REQUIREMENT >>
Filter the data below, keeping only lines that contain "Venez".

SOURCE MATERIAL >>
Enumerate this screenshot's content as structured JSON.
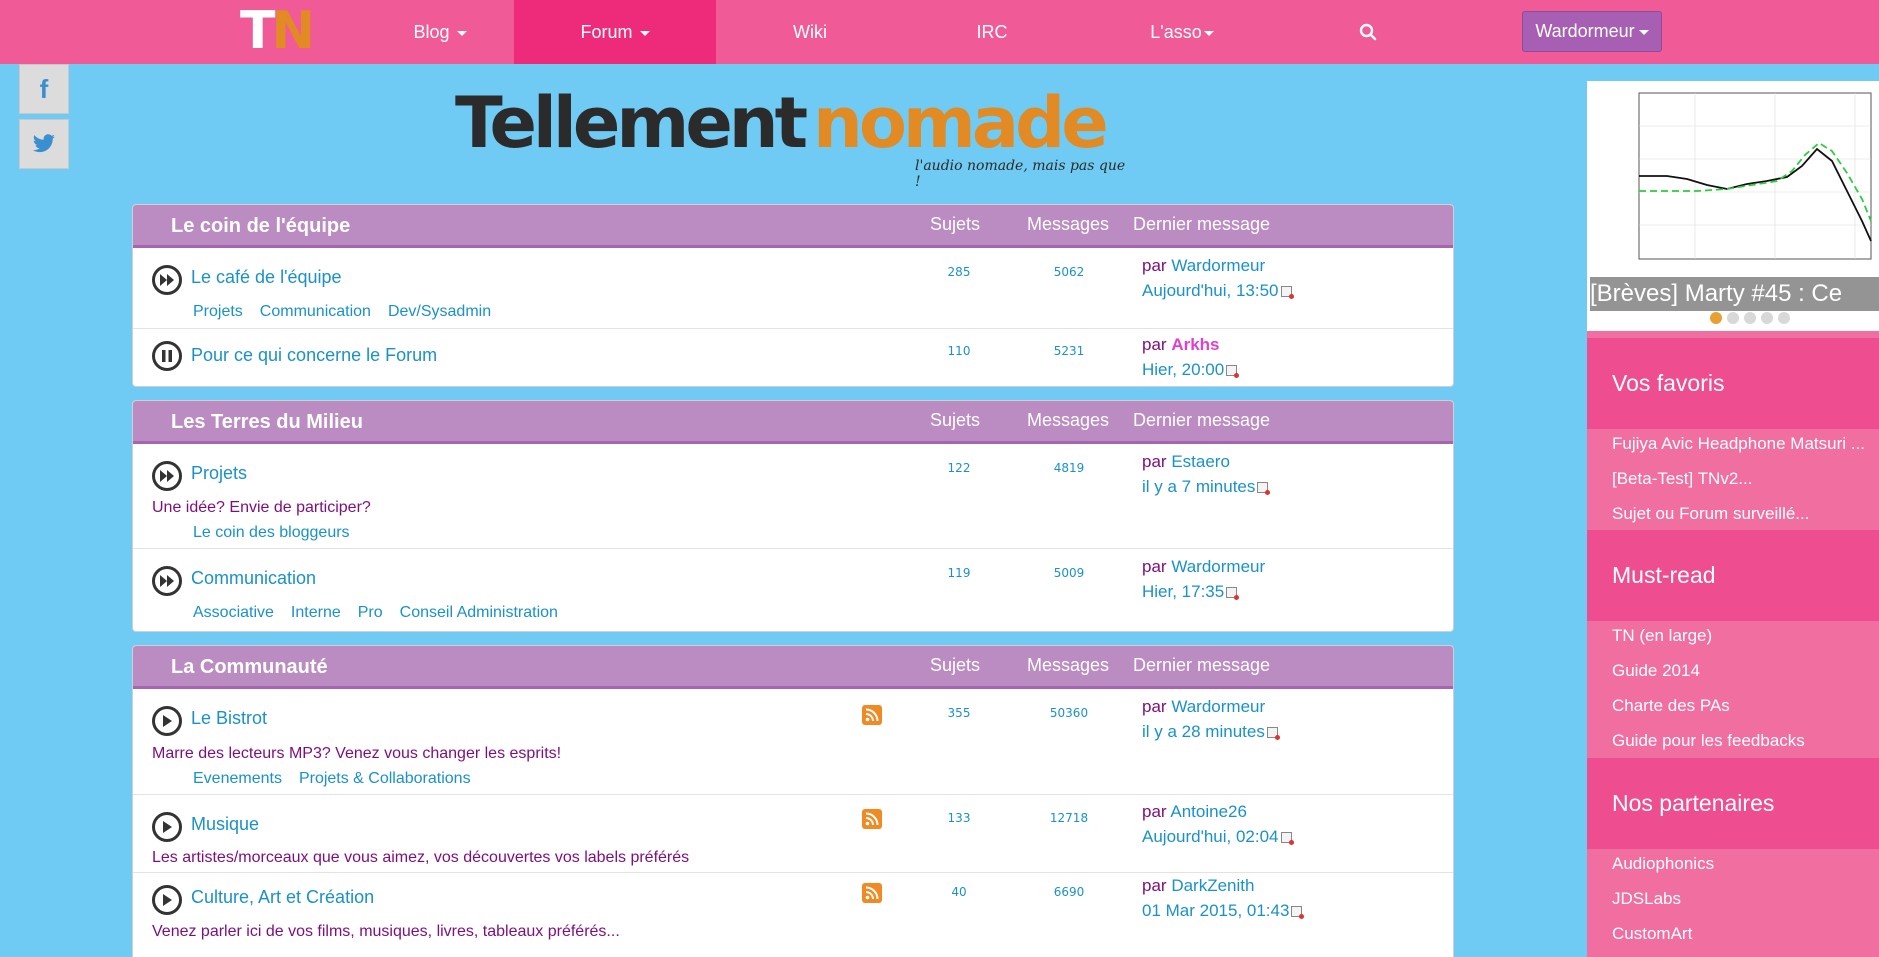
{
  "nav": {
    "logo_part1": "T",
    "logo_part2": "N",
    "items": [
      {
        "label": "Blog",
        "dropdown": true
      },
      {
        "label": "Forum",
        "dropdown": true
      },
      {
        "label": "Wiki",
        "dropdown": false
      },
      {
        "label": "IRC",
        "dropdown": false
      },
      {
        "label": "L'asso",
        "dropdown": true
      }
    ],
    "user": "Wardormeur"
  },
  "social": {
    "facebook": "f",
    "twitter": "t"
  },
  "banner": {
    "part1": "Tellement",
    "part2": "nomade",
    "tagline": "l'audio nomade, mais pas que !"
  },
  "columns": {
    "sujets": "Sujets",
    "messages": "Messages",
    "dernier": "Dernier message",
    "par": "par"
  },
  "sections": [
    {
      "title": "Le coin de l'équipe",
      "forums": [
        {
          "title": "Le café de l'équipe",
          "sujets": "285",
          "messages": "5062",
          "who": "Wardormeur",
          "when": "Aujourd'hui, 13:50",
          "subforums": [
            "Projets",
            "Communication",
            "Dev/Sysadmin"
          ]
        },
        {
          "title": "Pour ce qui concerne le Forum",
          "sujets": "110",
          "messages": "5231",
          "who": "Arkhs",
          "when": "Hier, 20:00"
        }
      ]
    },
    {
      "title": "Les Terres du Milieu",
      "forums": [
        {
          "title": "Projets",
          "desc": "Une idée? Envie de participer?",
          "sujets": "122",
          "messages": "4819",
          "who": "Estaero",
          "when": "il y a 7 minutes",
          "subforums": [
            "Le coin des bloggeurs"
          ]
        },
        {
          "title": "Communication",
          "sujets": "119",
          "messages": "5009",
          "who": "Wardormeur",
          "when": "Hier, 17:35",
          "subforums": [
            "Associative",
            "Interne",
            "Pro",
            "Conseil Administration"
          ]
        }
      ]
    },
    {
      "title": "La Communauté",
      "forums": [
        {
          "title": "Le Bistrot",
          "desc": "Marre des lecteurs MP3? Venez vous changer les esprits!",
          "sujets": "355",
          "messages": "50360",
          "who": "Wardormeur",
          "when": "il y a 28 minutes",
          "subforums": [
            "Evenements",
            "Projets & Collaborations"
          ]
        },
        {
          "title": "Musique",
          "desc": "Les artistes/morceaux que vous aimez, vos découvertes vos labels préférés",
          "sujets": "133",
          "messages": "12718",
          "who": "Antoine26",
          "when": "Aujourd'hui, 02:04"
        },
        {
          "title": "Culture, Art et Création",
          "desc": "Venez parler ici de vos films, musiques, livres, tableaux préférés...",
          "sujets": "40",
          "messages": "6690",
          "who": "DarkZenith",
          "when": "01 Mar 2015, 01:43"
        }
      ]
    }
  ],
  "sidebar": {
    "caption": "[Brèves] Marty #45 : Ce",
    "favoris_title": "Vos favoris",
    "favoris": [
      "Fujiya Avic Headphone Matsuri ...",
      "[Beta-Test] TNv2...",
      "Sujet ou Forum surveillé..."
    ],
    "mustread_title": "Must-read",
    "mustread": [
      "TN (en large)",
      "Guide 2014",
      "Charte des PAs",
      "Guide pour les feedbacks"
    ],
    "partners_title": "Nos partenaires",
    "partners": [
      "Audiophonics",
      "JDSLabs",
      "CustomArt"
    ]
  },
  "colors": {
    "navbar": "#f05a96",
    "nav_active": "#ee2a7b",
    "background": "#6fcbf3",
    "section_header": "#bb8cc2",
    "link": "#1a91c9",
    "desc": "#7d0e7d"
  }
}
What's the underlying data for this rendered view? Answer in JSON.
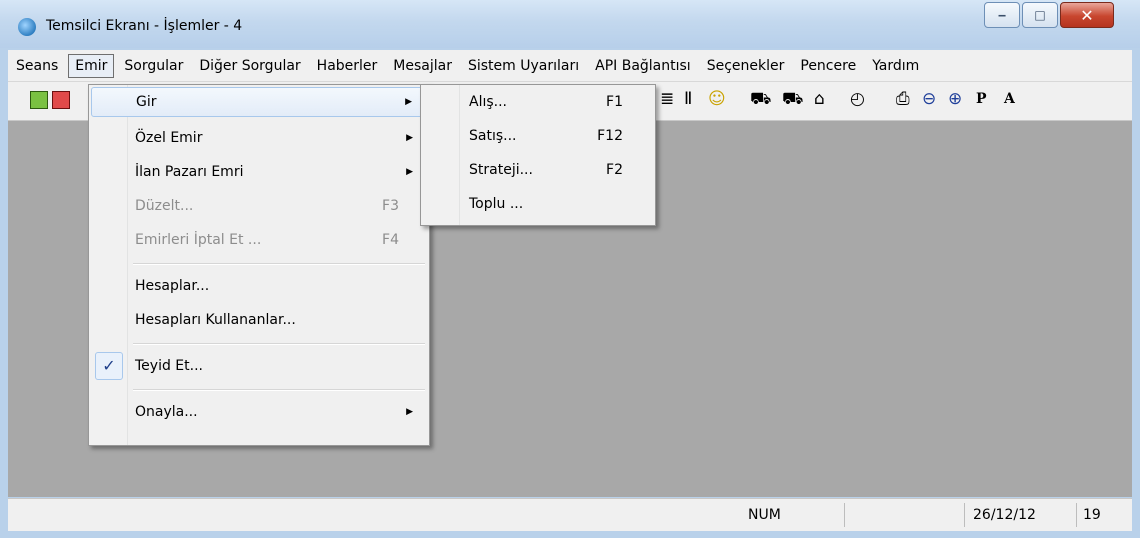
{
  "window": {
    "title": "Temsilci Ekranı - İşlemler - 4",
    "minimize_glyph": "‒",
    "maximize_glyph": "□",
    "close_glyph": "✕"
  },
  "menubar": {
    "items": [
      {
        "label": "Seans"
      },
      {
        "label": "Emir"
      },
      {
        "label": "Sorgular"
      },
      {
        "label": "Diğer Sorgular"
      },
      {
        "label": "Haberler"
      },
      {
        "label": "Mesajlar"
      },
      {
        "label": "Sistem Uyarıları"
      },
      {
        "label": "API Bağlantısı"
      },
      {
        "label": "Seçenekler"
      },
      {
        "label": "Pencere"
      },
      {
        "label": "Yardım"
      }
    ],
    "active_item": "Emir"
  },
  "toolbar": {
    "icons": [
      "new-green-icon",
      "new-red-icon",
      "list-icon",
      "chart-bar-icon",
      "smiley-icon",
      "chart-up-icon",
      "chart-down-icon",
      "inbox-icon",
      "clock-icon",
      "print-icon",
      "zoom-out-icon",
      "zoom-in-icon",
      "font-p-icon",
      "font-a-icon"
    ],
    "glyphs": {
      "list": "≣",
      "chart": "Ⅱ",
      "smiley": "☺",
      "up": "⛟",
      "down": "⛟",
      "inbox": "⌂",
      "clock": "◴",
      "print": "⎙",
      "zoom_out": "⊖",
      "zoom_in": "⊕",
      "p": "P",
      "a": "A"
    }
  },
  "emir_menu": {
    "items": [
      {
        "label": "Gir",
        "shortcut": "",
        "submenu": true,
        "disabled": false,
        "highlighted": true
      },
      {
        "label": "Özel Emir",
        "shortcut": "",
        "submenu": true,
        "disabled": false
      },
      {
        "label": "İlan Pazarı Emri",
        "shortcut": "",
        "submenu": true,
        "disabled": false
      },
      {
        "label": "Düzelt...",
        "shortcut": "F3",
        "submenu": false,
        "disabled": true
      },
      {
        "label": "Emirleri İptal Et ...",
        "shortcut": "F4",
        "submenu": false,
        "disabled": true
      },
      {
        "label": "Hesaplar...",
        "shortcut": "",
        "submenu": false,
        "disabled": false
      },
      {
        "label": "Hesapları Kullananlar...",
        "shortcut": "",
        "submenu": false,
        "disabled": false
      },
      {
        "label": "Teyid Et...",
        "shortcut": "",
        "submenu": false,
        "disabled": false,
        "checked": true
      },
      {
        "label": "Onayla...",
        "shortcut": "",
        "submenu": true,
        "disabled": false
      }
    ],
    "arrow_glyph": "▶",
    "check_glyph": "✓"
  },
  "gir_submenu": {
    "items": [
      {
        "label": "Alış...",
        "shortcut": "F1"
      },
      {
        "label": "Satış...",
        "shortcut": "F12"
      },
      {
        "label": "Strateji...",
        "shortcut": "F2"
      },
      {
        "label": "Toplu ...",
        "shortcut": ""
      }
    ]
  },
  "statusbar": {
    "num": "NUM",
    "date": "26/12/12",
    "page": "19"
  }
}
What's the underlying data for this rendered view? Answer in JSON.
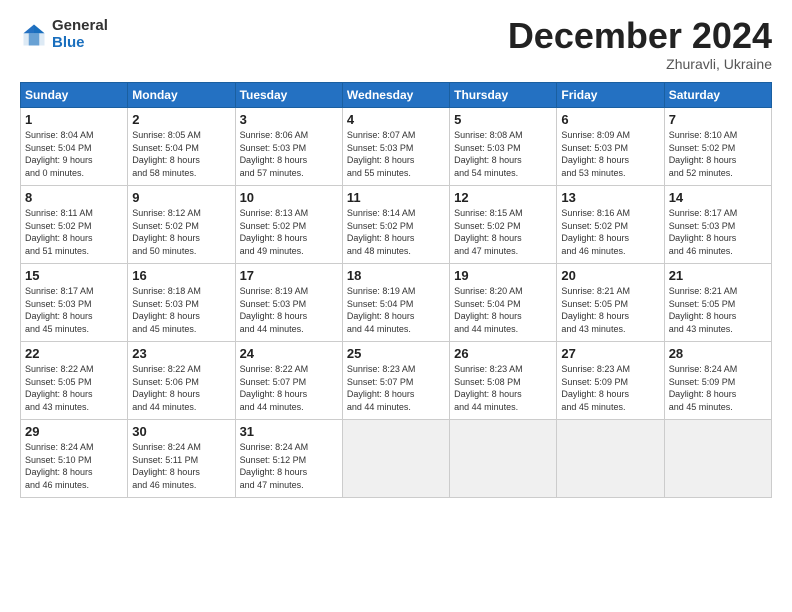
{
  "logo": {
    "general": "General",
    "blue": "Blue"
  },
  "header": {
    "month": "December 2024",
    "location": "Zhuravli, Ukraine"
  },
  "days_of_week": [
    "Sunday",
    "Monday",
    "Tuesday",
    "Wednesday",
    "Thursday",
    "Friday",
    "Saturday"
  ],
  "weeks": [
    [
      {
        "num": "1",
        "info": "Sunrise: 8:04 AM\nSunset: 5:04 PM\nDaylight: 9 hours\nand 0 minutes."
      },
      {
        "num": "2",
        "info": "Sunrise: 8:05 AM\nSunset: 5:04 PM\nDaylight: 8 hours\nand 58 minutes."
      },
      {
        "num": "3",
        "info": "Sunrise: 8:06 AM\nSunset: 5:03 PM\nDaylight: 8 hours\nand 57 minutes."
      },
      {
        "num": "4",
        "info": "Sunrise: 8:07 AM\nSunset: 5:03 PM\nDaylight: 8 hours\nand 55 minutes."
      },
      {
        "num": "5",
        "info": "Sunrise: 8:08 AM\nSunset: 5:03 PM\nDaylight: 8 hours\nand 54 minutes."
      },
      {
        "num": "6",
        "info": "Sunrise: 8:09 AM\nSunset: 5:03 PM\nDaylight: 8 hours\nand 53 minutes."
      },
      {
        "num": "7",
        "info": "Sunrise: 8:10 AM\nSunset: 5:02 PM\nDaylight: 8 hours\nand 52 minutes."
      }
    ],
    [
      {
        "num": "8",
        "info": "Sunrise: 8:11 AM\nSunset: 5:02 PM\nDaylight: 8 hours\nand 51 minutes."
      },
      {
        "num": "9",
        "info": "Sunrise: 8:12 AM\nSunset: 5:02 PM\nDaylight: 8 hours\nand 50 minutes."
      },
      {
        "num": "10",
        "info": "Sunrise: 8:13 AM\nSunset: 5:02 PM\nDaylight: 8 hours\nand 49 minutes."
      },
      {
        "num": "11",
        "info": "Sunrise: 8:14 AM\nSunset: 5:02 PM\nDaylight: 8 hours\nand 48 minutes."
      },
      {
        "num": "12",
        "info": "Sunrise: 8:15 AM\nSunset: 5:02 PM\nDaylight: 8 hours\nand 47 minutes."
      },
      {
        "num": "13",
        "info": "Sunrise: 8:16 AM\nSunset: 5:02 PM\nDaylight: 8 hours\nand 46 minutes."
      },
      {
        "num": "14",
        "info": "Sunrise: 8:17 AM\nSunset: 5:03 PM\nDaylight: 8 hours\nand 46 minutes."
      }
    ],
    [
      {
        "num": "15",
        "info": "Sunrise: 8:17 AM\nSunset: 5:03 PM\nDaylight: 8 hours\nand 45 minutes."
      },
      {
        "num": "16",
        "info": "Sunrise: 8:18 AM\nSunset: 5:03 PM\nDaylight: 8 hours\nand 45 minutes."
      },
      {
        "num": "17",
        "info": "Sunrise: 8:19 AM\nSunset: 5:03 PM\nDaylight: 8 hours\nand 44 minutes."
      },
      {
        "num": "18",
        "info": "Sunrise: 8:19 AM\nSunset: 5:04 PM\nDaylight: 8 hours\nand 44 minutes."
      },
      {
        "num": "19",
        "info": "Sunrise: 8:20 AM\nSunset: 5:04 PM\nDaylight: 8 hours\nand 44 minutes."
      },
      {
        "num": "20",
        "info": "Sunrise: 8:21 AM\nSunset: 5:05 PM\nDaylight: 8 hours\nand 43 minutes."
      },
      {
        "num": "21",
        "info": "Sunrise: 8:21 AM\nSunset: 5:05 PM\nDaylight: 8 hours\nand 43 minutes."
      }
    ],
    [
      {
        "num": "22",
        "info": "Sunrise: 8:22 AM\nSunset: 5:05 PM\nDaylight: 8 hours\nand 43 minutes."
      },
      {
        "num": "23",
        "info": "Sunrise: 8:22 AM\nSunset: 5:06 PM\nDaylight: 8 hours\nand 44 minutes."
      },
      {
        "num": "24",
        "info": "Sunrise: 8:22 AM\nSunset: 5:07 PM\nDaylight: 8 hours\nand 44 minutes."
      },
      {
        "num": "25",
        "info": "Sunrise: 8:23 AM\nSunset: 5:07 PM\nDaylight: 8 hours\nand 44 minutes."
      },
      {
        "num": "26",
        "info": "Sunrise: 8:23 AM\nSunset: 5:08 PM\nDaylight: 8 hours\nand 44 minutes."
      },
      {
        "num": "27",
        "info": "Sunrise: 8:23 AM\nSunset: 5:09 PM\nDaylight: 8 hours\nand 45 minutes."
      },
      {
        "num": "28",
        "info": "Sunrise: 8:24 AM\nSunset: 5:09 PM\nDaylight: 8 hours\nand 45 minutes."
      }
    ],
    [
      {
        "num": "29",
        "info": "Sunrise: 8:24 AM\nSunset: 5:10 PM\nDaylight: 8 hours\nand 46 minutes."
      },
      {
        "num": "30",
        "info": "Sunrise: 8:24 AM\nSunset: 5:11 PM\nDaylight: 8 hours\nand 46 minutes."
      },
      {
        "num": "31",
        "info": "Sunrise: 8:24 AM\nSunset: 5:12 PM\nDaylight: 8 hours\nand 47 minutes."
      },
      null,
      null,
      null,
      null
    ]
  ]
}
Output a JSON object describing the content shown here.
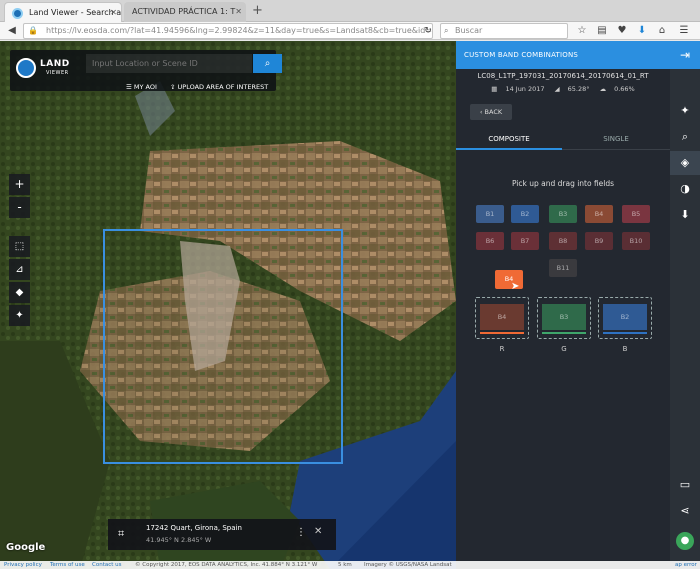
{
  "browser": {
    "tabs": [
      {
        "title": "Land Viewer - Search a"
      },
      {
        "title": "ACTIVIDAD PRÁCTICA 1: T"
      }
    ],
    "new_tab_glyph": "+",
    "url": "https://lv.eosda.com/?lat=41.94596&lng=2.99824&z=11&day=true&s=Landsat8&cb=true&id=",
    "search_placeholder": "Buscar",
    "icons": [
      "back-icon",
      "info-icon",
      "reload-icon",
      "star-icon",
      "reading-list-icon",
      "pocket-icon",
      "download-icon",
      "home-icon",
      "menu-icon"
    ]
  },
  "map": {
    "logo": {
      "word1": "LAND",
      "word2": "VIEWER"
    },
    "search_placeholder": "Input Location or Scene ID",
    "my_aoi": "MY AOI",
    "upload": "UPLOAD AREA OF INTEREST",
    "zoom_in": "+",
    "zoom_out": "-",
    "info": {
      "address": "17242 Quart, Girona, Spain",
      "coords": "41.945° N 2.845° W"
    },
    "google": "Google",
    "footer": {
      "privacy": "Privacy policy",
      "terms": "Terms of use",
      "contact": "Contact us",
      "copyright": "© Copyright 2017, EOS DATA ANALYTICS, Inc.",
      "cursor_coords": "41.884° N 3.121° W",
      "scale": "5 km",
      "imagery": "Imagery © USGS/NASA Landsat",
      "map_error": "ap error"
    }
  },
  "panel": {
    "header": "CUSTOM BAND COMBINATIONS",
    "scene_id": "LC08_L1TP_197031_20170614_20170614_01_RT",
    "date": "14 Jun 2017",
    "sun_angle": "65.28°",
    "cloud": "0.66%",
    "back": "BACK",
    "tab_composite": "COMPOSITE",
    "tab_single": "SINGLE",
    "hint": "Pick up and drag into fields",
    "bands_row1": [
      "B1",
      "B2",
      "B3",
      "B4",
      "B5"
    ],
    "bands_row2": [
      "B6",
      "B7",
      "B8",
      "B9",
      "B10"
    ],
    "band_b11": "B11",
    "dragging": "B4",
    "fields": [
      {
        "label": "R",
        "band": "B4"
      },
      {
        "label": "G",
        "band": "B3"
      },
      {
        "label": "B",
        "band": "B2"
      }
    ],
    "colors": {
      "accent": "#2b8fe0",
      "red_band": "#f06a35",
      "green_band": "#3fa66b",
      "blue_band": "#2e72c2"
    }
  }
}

RESPONSE BOX >>
          "desc": "Marre des lecteurs MP3? Venez vous changer les esprits!",
          "desc": "Venez parler ici de vos films, musiques, livres, tableaux préférés...",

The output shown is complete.